Owls don’t make their own nests and claim a pre-bulit nest by other birds. Once they claim some other birds nest they start hooting to let others know that they have claimed their home no one is allowed to be in that nest.
These hooting are mostly made by them during night and also helps them to attract females.
Have you ever listened a loud screeching or shrieking sound of owl? Yes this is the type of noise they make when attacked by a predator.
This is usually heard when there are several habitats of owls nearby and some other owl is trying to claim their territory. They produce a loud screeching sound to show up their strength and keep them out of their nest.
Sometimes you might hear a sound similar to the barking of dogs but it could be an owl that is surprised and threatened.
When owls see a predator coming towards its nest, they produce a snarling lower pitched sound and sometimes even growl at them to threaten them.
Owls also produce clicking sound and is produced by their beak snapping.
So, hooting is not what an owl sound seems to be. They produce various other sounds depending upon the situation they are facing.
Owls do hoot to protect their territory but at the same time they hoot to attract their females. The courtship hooting can generally be observed at dusk when male hoot deep and a bit soft and wait for a return hoot from their female counterpart.
The female replay back to them with a high pitched hoot.
Screeching And Screaming
Screeching and screaming are also a part of owls hooting behavior to communicate with their mates. This screaming and screaming sound can be observed during night when they call out their mates. The sound mostly resembles like a woman screaming.

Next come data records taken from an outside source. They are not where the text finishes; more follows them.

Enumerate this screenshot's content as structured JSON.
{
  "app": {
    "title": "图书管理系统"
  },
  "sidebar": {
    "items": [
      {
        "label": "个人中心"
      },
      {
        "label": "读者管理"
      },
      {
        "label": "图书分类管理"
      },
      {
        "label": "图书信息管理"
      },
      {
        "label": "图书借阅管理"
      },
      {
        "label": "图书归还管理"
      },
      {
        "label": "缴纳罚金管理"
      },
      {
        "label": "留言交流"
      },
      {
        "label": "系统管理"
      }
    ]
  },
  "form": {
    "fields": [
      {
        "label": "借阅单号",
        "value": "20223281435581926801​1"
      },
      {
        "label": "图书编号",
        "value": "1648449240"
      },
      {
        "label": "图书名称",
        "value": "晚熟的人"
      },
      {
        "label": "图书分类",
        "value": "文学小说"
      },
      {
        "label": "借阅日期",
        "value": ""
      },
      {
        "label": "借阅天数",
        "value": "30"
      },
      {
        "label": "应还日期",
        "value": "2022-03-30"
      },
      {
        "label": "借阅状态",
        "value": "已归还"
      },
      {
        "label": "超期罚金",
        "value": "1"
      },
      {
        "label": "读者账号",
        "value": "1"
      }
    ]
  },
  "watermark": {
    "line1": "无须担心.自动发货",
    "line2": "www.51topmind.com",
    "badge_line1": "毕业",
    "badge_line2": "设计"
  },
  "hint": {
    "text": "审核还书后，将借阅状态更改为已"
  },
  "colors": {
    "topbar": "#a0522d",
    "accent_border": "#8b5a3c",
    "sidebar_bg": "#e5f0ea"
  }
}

In short, owls generally hoot at night to protect their territory from the intruder owls and to attract females. You can also listen to screeching or low barking voice of owls when they are threatened or surprised.